The Book of Dyzod by Joseph Carney

“Let me start by saying Im sorry I had to get your involved in this,” Tish said. “If I could have thought of any other way, I would have.”
“Involved in what?” I asked.
“Ill get to that in a bit,” Tish said. “Let me tell you what you need to hear the way I want to tell you. If you keep asking questions it will take all day.”
I sat and watched her. She had very appealing eyes, eyes that could draw you in, make you do things you would regret in the morning. She had a way about her, a way to get what she wanted. She was a dangerous woman. As she spoke, her hands slowly dealt cards from the tarot deck, playing them in order around the Celtic cross.
“I need you to aquire something for me. I recently discovered the location of an ancient tome, a book, and I need that book.”
I didn’t say anything.  I waited for her to continue.
“When I knew you were going to be in a wreck, I thought I could convince you to help me. But I underestimated your healing abilities and you ran from the hospital before I could talk to you. There was nothing I could do to prevent the accident, that’s just not how things work.”
Tish finished dealing all the cards onto the Celtic Cross.
“According to the cards, you will accept my offer. Although I cannot see if you will succeed.  The future is not always clear, even to me.”
“You kept me locked up in a hospital, drugged so I could not escape and you stole all my memories from me. What makes you think I would help you do anything?”
“Fate is not ours to alter,” Tish said. She began picking up the tarot cards, in the reverse order that she had laid them in. “We can only ride the tides. I did not steal your memories. The accident you were in was very bad. You suffered severe damage and major head trauma; your brains resembled a scrambled egg on a sidewalk on a hot summer day. If it were not for the special treatment we gave you, you would have died. You are lucky to be alive, and you have me to thank for that.”
Tish’s word rang with the sound of hollow truth. I don’t think she was lying to me, but I don’t think she was telling me the entire truth either.
“So, you saved me and then hoped I would be so grateful for your help that I would steal something for you. Is that what youre asking me to believe?”
“I know it’s hard for you to believe, but what I want you to steal would be better in safe keeping than where it is now.  You would actually be doing good to steal it. It’s very dangerous and if it were to fall into the wrong hands, it could cause a lot of trouble.”

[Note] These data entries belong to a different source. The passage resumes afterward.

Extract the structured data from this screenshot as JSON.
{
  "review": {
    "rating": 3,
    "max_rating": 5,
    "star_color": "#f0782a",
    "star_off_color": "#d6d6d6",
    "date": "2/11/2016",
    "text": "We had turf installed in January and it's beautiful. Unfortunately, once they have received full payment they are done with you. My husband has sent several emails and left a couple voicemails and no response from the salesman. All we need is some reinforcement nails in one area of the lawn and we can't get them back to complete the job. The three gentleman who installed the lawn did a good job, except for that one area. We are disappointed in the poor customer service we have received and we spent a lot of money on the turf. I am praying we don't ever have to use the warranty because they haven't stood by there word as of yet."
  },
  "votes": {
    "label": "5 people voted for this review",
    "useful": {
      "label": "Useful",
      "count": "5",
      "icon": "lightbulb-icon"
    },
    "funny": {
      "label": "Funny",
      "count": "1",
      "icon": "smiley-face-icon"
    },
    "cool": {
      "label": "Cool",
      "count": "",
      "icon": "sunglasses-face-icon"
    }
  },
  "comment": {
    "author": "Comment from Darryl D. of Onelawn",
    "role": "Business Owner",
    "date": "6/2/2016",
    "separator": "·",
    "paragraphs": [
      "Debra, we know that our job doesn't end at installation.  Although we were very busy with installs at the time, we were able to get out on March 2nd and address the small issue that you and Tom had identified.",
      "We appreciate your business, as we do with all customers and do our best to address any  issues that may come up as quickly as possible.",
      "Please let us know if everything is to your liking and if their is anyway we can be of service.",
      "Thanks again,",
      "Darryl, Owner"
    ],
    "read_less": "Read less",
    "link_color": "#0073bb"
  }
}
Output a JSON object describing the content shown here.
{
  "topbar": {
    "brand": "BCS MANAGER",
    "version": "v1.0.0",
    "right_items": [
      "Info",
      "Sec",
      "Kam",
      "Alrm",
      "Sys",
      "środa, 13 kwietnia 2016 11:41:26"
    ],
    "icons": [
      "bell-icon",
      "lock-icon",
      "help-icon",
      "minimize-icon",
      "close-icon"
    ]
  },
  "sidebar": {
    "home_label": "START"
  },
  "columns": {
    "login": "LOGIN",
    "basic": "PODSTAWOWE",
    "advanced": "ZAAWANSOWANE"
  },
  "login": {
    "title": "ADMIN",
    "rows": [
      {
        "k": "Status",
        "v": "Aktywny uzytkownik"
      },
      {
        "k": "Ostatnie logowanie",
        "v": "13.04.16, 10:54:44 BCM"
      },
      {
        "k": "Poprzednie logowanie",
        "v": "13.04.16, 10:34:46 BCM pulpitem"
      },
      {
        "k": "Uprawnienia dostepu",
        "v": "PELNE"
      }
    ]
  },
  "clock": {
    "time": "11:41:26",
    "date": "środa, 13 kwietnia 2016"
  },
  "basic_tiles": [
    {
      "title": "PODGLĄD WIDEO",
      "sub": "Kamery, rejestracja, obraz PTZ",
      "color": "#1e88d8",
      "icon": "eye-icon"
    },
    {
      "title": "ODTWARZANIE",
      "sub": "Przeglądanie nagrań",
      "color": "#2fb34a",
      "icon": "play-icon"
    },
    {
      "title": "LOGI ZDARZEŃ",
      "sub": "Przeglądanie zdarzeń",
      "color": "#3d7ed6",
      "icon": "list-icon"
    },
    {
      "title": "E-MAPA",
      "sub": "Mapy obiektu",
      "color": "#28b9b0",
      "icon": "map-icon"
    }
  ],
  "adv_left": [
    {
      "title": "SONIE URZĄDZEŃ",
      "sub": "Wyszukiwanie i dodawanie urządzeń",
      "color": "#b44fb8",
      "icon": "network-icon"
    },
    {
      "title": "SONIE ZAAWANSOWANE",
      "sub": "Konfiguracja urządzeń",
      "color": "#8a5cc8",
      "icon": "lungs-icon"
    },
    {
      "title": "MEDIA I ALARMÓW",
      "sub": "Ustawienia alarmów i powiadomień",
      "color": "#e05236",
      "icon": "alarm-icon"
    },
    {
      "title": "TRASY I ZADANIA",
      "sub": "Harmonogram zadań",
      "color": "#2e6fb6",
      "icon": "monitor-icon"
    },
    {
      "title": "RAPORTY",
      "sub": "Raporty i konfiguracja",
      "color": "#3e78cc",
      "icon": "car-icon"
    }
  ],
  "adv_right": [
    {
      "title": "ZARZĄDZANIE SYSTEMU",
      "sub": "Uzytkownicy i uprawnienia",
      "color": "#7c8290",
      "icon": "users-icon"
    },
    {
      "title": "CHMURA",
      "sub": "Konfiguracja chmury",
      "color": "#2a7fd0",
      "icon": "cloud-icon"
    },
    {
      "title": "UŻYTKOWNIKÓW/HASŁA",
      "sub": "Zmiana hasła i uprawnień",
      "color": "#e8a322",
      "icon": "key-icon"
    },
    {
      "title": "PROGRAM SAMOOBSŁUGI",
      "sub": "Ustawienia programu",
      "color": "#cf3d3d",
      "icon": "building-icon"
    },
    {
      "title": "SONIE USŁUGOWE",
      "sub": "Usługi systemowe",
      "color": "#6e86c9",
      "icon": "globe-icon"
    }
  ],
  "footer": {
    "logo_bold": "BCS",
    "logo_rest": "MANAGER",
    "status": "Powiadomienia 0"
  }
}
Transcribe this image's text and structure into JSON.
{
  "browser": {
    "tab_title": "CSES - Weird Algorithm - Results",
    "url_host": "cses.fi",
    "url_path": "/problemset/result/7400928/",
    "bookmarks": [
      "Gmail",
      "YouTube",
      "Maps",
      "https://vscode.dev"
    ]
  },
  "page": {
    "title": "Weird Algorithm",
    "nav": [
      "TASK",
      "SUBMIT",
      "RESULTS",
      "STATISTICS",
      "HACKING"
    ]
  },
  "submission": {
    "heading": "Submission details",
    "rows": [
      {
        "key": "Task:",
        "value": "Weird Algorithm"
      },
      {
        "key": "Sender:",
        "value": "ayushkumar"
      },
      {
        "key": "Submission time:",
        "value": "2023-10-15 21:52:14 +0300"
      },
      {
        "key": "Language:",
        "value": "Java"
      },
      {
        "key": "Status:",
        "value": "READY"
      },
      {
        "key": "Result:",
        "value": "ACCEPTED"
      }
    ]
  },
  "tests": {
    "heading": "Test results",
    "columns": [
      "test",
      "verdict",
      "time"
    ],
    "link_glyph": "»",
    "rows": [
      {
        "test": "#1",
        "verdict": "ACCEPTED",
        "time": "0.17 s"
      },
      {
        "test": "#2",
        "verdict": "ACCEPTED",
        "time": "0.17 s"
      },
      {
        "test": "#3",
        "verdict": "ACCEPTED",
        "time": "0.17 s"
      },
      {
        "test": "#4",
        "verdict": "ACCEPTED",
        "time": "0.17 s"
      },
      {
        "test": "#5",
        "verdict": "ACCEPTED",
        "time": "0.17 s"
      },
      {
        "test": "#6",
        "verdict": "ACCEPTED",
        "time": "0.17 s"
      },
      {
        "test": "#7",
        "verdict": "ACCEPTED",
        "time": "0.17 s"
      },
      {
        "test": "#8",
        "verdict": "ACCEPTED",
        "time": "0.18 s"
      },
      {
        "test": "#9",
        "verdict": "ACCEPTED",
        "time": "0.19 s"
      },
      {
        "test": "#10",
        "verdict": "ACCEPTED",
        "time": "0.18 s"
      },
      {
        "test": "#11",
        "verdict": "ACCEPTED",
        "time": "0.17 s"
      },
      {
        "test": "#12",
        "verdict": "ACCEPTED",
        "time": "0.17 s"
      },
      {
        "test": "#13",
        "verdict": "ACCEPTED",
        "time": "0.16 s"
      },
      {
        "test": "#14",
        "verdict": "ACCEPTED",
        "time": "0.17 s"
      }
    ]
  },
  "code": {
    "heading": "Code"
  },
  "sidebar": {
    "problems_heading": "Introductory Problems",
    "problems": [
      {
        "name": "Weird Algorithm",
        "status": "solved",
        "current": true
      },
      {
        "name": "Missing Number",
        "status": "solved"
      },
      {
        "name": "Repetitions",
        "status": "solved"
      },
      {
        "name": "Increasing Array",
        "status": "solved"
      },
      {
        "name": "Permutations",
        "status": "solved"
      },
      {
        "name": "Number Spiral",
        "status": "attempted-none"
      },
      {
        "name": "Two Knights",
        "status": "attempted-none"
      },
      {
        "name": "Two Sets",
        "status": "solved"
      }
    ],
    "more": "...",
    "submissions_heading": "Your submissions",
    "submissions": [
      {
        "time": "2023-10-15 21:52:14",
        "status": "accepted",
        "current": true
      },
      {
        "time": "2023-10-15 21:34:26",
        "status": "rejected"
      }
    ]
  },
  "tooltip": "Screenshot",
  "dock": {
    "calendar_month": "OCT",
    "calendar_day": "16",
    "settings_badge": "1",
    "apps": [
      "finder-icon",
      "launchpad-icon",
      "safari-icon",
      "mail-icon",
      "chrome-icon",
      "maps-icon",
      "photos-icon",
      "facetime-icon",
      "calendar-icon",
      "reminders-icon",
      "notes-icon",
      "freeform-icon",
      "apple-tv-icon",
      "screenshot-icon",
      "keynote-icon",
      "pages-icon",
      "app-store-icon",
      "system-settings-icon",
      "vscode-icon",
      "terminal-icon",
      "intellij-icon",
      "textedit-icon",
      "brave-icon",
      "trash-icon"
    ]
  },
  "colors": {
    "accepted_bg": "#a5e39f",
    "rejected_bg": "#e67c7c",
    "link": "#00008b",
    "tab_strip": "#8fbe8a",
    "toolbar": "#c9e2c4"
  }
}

  • : Urban Fantasy


  1. gglotzer

    Hi Joseph. This looks like part of a continuing piece. But I liked the way you just dropped us into the action. I was able to get a feel for these two characters in the very short space we had. My real confusion came from the narrator saying he was kept “locked up” in the hospital. The only reasons I could think of for someone being locked up in a hospital are if they are psychiatric patients that pose a threat to themselves or others, or a criminal who was injured at the time of arrest. I may be wrong, but the narrator didn’t seem to be either. Maybe just say he was stuck in the hospital. Nice job overall.

  2. OtterSilver

    The arc of the story continues to be amazing. Tiff is guarded in her sharing, but she is the enemy, so there is not much sympathy for her. At the end of this, I am left wondering what she needs the book for and why she should not have it. Looking forward to the next installment. Good job.

  3. Riham Gharib

    Hello Joseph,

    I like jumping into the middle of a scene and watching how a highly dramatic situation unfolds. This is exactly how such a scene should be written, it’s totally rivetting, and you leave your readers wanting to know more about everything.

    It’s great as an episode from a larger ongoing work, but if it’s a stand-alone, I think a few clues here and there would be appropriate.

    I like this part a lot:

    “Fate is not ours to alter,” Tish said. She began picking up the tarot cards, in the reverse order that she had laid them in. “We can only ride the tides. I did not steal your memories …”

    Well done!

  4. Sue Maynes

    This feels like it is a part of a larger piece, but taking us straight into the action, having us conjure up our own version of what is happening, is a good way to involve the reader in the story and keep them reading.